[Stored records]
=====
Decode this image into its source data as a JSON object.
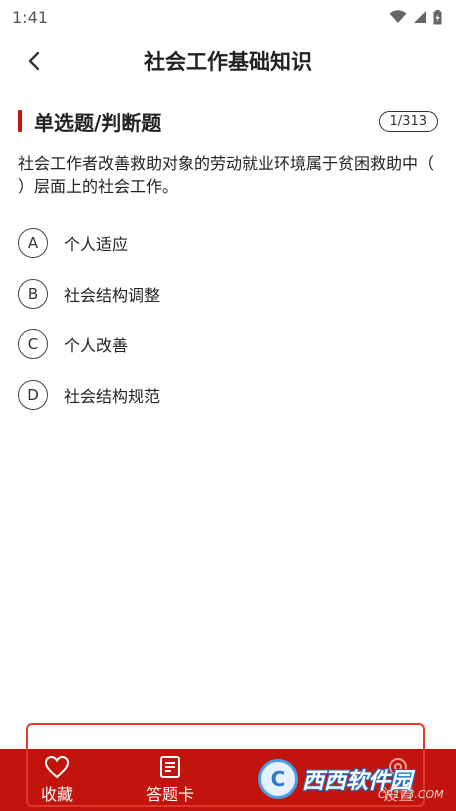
{
  "status_bar": {
    "time": "1:41"
  },
  "header": {
    "title": "社会工作基础知识"
  },
  "question_block": {
    "type_label": "单选题/判断题",
    "counter": "1/313",
    "text": "社会工作者改善救助对象的劳动就业环境属于贫困救助中（ ）层面上的社会工作。"
  },
  "options": [
    {
      "letter": "A",
      "text": "个人适应"
    },
    {
      "letter": "B",
      "text": "社会结构调整"
    },
    {
      "letter": "C",
      "text": "个人改善"
    },
    {
      "letter": "D",
      "text": "社会结构规范"
    }
  ],
  "bottom_bar": {
    "favorite_label": "收藏",
    "answer_card_label": "答题卡",
    "settings_label": "设置"
  },
  "watermark": {
    "brand": "西西软件园",
    "sub": "CR173.COM"
  },
  "colors": {
    "accent": "#c0140c",
    "highlight": "#e23a2a"
  }
}
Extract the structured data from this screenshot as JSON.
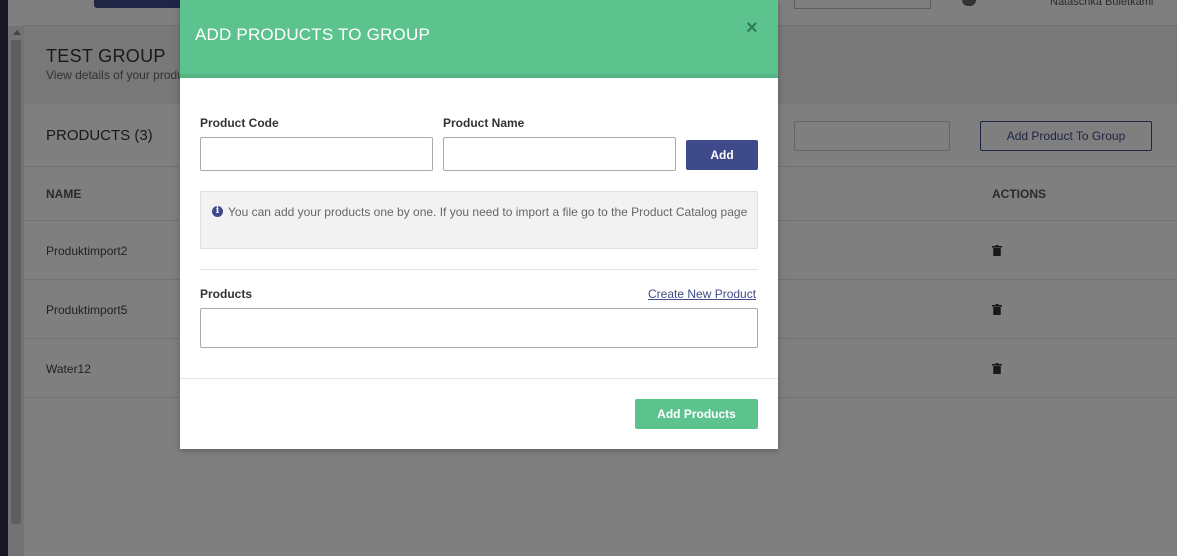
{
  "topbar": {
    "user_name": "Nataschka Buletkami"
  },
  "page": {
    "title": "TEST GROUP",
    "subtitle": "View details of your products group"
  },
  "products_section": {
    "heading": "PRODUCTS (3)",
    "add_to_group_label": "Add Product To Group",
    "columns": {
      "name": "NAME",
      "actions": "ACTIONS"
    },
    "rows": [
      {
        "name": "Produktimport2"
      },
      {
        "name": "Produktimport5"
      },
      {
        "name": "Water12"
      }
    ]
  },
  "modal": {
    "title": "ADD PRODUCTS TO GROUP",
    "close_glyph": "×",
    "product_code_label": "Product Code",
    "product_code_value": "",
    "product_name_label": "Product Name",
    "product_name_value": "",
    "add_label": "Add",
    "info_icon_glyph": "i",
    "info_text": "You can add your products one by one. If you need to import a file go to the Product Catalog page",
    "products_label": "Products",
    "create_new_link": "Create New Product",
    "submit_label": "Add Products"
  },
  "colors": {
    "accent_green": "#5cc38e",
    "primary_indigo": "#3f4a8a"
  }
}
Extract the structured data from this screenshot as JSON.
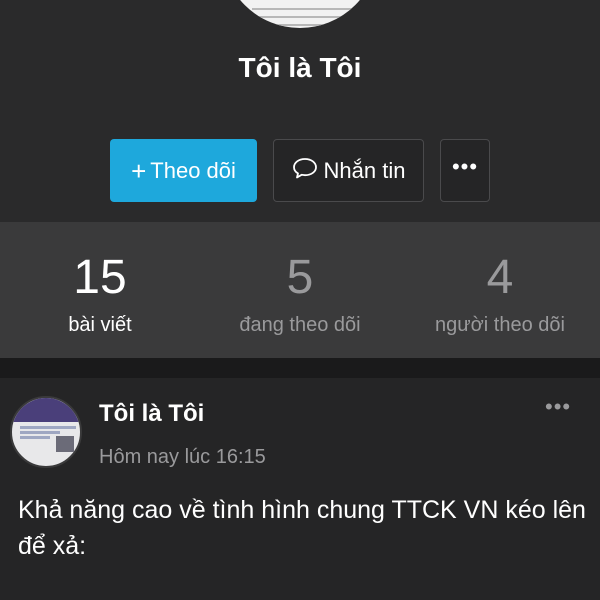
{
  "profile": {
    "name": "Tôi là Tôi"
  },
  "actions": {
    "follow_label": "Theo dõi",
    "follow_icon": "plus-icon",
    "message_label": "Nhắn tin",
    "message_icon": "speech-bubble-icon",
    "more_label": "•••"
  },
  "stats": [
    {
      "value": "15",
      "label": "bài viết"
    },
    {
      "value": "5",
      "label": "đang theo dõi"
    },
    {
      "value": "4",
      "label": "người theo dõi"
    }
  ],
  "post": {
    "author": "Tôi là Tôi",
    "time": "Hôm nay lúc 16:15",
    "menu_label": "•••",
    "body": "Khả năng cao về tình hình chung TTCK VN kéo lên để xả:"
  },
  "colors": {
    "accent": "#1ea8dc",
    "background": "#1a1a1b",
    "header": "#2a2a2b",
    "stats_bar": "#3a3a3b",
    "muted_text": "#9a9a9c"
  }
}
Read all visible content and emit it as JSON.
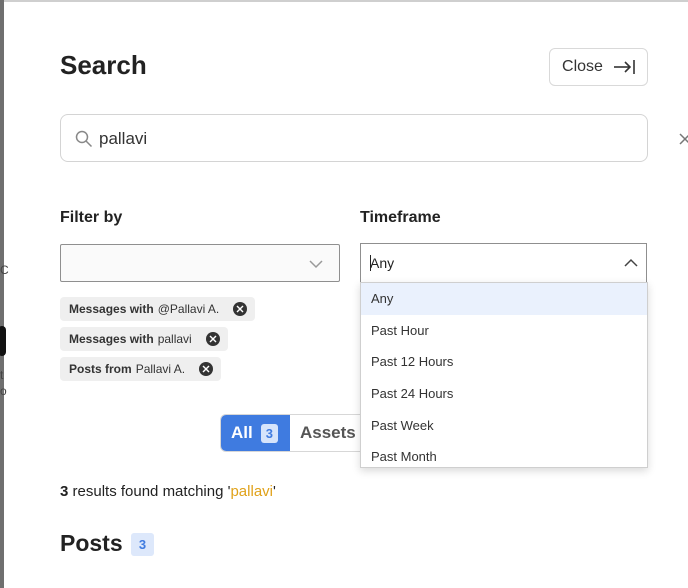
{
  "page": {
    "title": "Search",
    "close_label": "Close"
  },
  "search": {
    "value": "pallavi",
    "placeholder": ""
  },
  "filter": {
    "label": "Filter by",
    "selected": ""
  },
  "chips": [
    {
      "bold": "Messages with",
      "text": "@Pallavi A."
    },
    {
      "bold": "Messages with",
      "text": "pallavi"
    },
    {
      "bold": "Posts from",
      "text": "Pallavi A."
    }
  ],
  "timeframe": {
    "label": "Timeframe",
    "selected": "Any",
    "options": [
      "Any",
      "Past Hour",
      "Past 12 Hours",
      "Past 24 Hours",
      "Past Week",
      "Past Month"
    ]
  },
  "tabs": [
    {
      "label": "All",
      "count": "3",
      "active": true
    },
    {
      "label": "Assets",
      "active": false
    }
  ],
  "results": {
    "count": "3",
    "text": " results found matching '",
    "query": "pallavi",
    "suffix": "'"
  },
  "posts": {
    "title": "Posts",
    "count": "3"
  },
  "edge_fragments": [
    "C",
    "t",
    "o"
  ],
  "colors": {
    "accent": "#3f7be0",
    "query_highlight": "#e0a21a",
    "chip_bg": "#efefef"
  },
  "icons": [
    "close-arrow-icon",
    "search-icon",
    "clear-icon",
    "chevron-down-icon",
    "chevron-up-icon",
    "chip-remove-icon"
  ]
}
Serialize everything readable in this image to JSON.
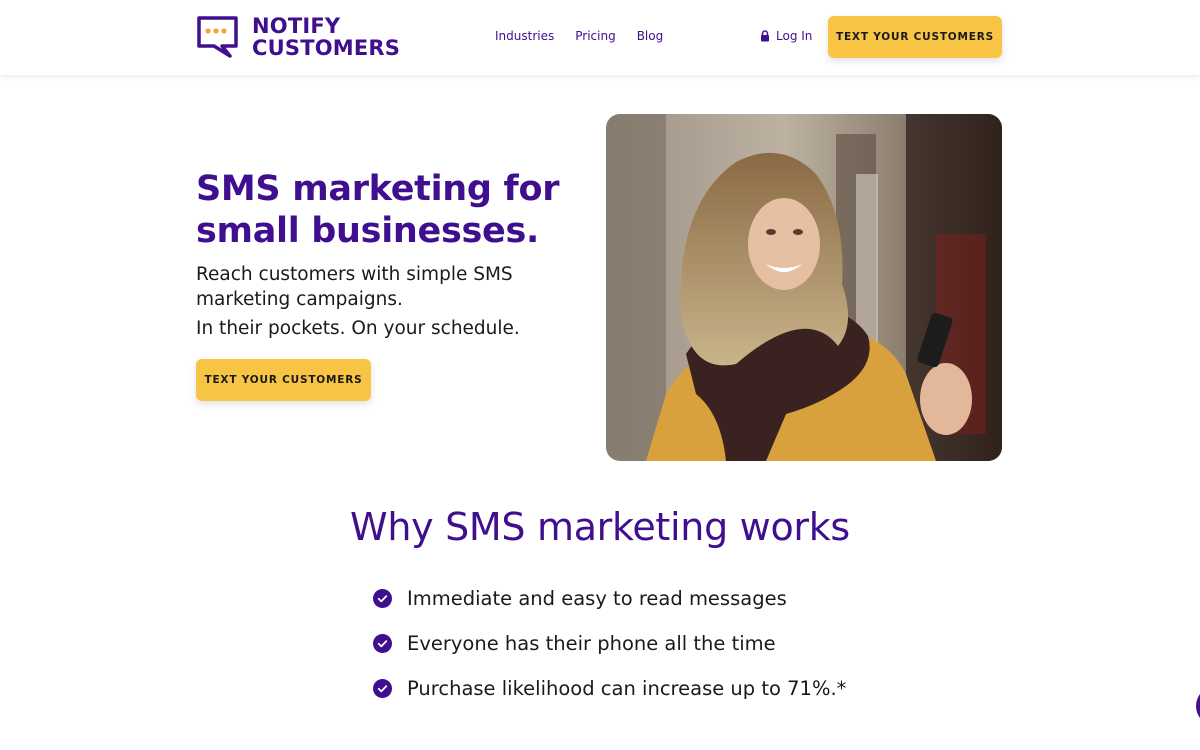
{
  "header": {
    "logo": {
      "line1": "NOTIFY",
      "line2": "CUSTOMERS",
      "icon": "chat-bubble-logo-icon"
    },
    "nav": [
      {
        "label": "Industries"
      },
      {
        "label": "Pricing"
      },
      {
        "label": "Blog"
      }
    ],
    "login": {
      "label": "Log In",
      "icon": "lock-icon"
    },
    "cta": "TEXT YOUR CUSTOMERS"
  },
  "hero": {
    "title": "SMS marketing for small businesses.",
    "subtitle": "Reach customers with simple SMS marketing campaigns.",
    "subtitle2": "In their pockets. On your schedule.",
    "cta": "TEXT YOUR CUSTOMERS"
  },
  "why": {
    "title": "Why SMS marketing works",
    "items": [
      {
        "text": "Immediate and easy to read messages"
      },
      {
        "text": "Everyone has their phone all the time"
      },
      {
        "text": "Purchase likelihood can increase up to 71%.*"
      }
    ]
  },
  "colors": {
    "brand_purple": "#3f0f8f",
    "accent_yellow": "#f7c443",
    "logo_dots": "#f4a23a"
  }
}
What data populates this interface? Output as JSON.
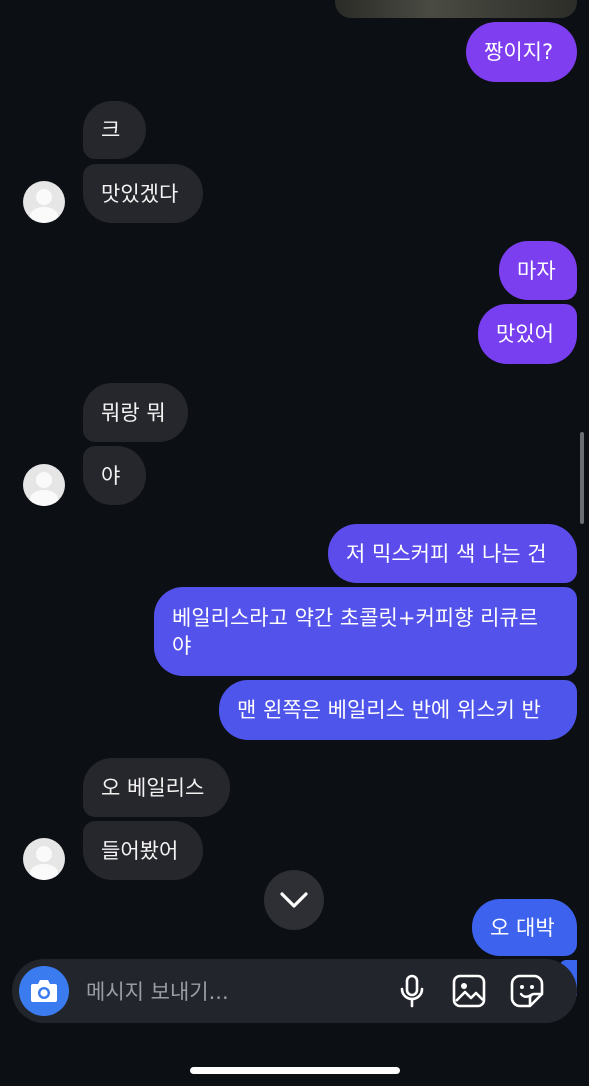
{
  "messages": [
    {
      "text": "짱이지?"
    },
    {
      "text": "크"
    },
    {
      "text": "맛있겠다"
    },
    {
      "text": "마자"
    },
    {
      "text": "맛있어"
    },
    {
      "text": "뭐랑 뭐"
    },
    {
      "text": "야"
    },
    {
      "text": "저 믹스커피 색 나는 건"
    },
    {
      "text": "베일리스라고 약간 초콜릿+커피향 리큐르\n야"
    },
    {
      "text": "맨 왼쪽은 베일리스 반에 위스키 반"
    },
    {
      "text": "오 베일리스"
    },
    {
      "text": "들어봤어"
    },
    {
      "text": "오 대박"
    }
  ],
  "composer": {
    "placeholder": "메시지 보내기..."
  },
  "colors": {
    "outgoing_purple": "#7e3ff0",
    "outgoing_blue": "#4e55ea",
    "incoming": "#26272c",
    "background": "#0c0f14",
    "camera_button": "#3a7cf0"
  }
}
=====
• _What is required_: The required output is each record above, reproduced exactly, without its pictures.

• _Result for this exercise_:
Decode this image into its source data as a JSON object.
{
  "status_bar": {
    "time": "1:41"
  },
  "header": {
    "title": "社会工作基础知识"
  },
  "question_block": {
    "type_label": "单选题/判断题",
    "counter": "1/313",
    "text": "社会工作者改善救助对象的劳动就业环境属于贫困救助中（ ）层面上的社会工作。"
  },
  "options": [
    {
      "letter": "A",
      "text": "个人适应"
    },
    {
      "letter": "B",
      "text": "社会结构调整"
    },
    {
      "letter": "C",
      "text": "个人改善"
    },
    {
      "letter": "D",
      "text": "社会结构规范"
    }
  ],
  "bottom_bar": {
    "favorite_label": "收藏",
    "answer_card_label": "答题卡",
    "settings_label": "设置"
  },
  "watermark": {
    "brand": "西西软件园",
    "sub": "CR173.COM"
  },
  "colors": {
    "accent": "#c0140c",
    "highlight": "#e23a2a"
  }
}
Extract the structured data from this screenshot as JSON.
{
  "topbar": {
    "user_name": "Nataschka Buletkami"
  },
  "page": {
    "title": "TEST GROUP",
    "subtitle": "View details of your products group"
  },
  "products_section": {
    "heading": "PRODUCTS (3)",
    "add_to_group_label": "Add Product To Group",
    "columns": {
      "name": "NAME",
      "actions": "ACTIONS"
    },
    "rows": [
      {
        "name": "Produktimport2"
      },
      {
        "name": "Produktimport5"
      },
      {
        "name": "Water12"
      }
    ]
  },
  "modal": {
    "title": "ADD PRODUCTS TO GROUP",
    "close_glyph": "×",
    "product_code_label": "Product Code",
    "product_code_value": "",
    "product_name_label": "Product Name",
    "product_name_value": "",
    "add_label": "Add",
    "info_icon_glyph": "i",
    "info_text": "You can add your products one by one. If you need to import a file go to the Product Catalog page",
    "products_label": "Products",
    "create_new_link": "Create New Product",
    "submit_label": "Add Products"
  },
  "colors": {
    "accent_green": "#5cc38e",
    "primary_indigo": "#3f4a8a"
  }
}
Extract the structured data from this screenshot as JSON.
{
  "profile": {
    "name": "Tôi là Tôi"
  },
  "actions": {
    "follow_label": "Theo dõi",
    "follow_icon": "plus-icon",
    "message_label": "Nhắn tin",
    "message_icon": "speech-bubble-icon",
    "more_label": "•••"
  },
  "stats": [
    {
      "value": "15",
      "label": "bài viết"
    },
    {
      "value": "5",
      "label": "đang theo dõi"
    },
    {
      "value": "4",
      "label": "người theo dõi"
    }
  ],
  "post": {
    "author": "Tôi là Tôi",
    "time": "Hôm nay lúc 16:15",
    "menu_label": "•••",
    "body": "Khả năng cao về tình hình chung TTCK VN kéo lên để xả:"
  },
  "colors": {
    "accent": "#1ea8dc",
    "background": "#1a1a1b",
    "header": "#2a2a2b",
    "stats_bar": "#3a3a3b",
    "muted_text": "#9a9a9c"
  }
}
Read all visible content and emit it as JSON.
{
  "page": {
    "title": "Search",
    "close_label": "Close"
  },
  "search": {
    "value": "pallavi",
    "placeholder": ""
  },
  "filter": {
    "label": "Filter by",
    "selected": ""
  },
  "chips": [
    {
      "bold": "Messages with",
      "text": "@Pallavi A."
    },
    {
      "bold": "Messages with",
      "text": "pallavi"
    },
    {
      "bold": "Posts from",
      "text": "Pallavi A."
    }
  ],
  "timeframe": {
    "label": "Timeframe",
    "selected": "Any",
    "options": [
      "Any",
      "Past Hour",
      "Past 12 Hours",
      "Past 24 Hours",
      "Past Week",
      "Past Month"
    ]
  },
  "tabs": [
    {
      "label": "All",
      "count": "3",
      "active": true
    },
    {
      "label": "Assets",
      "active": false
    }
  ],
  "results": {
    "count": "3",
    "text": " results found matching '",
    "query": "pallavi",
    "suffix": "'"
  },
  "posts": {
    "title": "Posts",
    "count": "3"
  },
  "edge_fragments": [
    "C",
    "t",
    "o"
  ],
  "colors": {
    "accent": "#3f7be0",
    "query_highlight": "#e0a21a",
    "chip_bg": "#efefef"
  },
  "icons": [
    "close-arrow-icon",
    "search-icon",
    "clear-icon",
    "chevron-down-icon",
    "chevron-up-icon",
    "chip-remove-icon"
  ]
}
Serialize everything readable in this image to JSON.
{
  "header": {
    "logo": {
      "line1": "NOTIFY",
      "line2": "CUSTOMERS",
      "icon": "chat-bubble-logo-icon"
    },
    "nav": [
      {
        "label": "Industries"
      },
      {
        "label": "Pricing"
      },
      {
        "label": "Blog"
      }
    ],
    "login": {
      "label": "Log In",
      "icon": "lock-icon"
    },
    "cta": "TEXT YOUR CUSTOMERS"
  },
  "hero": {
    "title": "SMS marketing for small businesses.",
    "subtitle": "Reach customers with simple SMS marketing campaigns.",
    "subtitle2": "In their pockets. On your schedule.",
    "cta": "TEXT YOUR CUSTOMERS"
  },
  "why": {
    "title": "Why SMS marketing works",
    "items": [
      {
        "text": "Immediate and easy to read messages"
      },
      {
        "text": "Everyone has their phone all the time"
      },
      {
        "text": "Purchase likelihood can increase up to 71%.*"
      }
    ]
  },
  "colors": {
    "brand_purple": "#3f0f8f",
    "accent_yellow": "#f7c443",
    "logo_dots": "#f4a23a"
  }
}
What data populates this interface? Output as JSON.
{
  "messages": [
    {
      "text": "짱이지?"
    },
    {
      "text": "크"
    },
    {
      "text": "맛있겠다"
    },
    {
      "text": "마자"
    },
    {
      "text": "맛있어"
    },
    {
      "text": "뭐랑 뭐"
    },
    {
      "text": "야"
    },
    {
      "text": "저 믹스커피 색 나는 건"
    },
    {
      "text": "베일리스라고 약간 초콜릿+커피향 리큐르\n야"
    },
    {
      "text": "맨 왼쪽은 베일리스 반에 위스키 반"
    },
    {
      "text": "오 베일리스"
    },
    {
      "text": "들어봤어"
    },
    {
      "text": "오 대박"
    }
  ],
  "composer": {
    "placeholder": "메시지 보내기..."
  },
  "colors": {
    "outgoing_purple": "#7e3ff0",
    "outgoing_blue": "#4e55ea",
    "incoming": "#26272c",
    "background": "#0c0f14",
    "camera_button": "#3a7cf0"
  }
}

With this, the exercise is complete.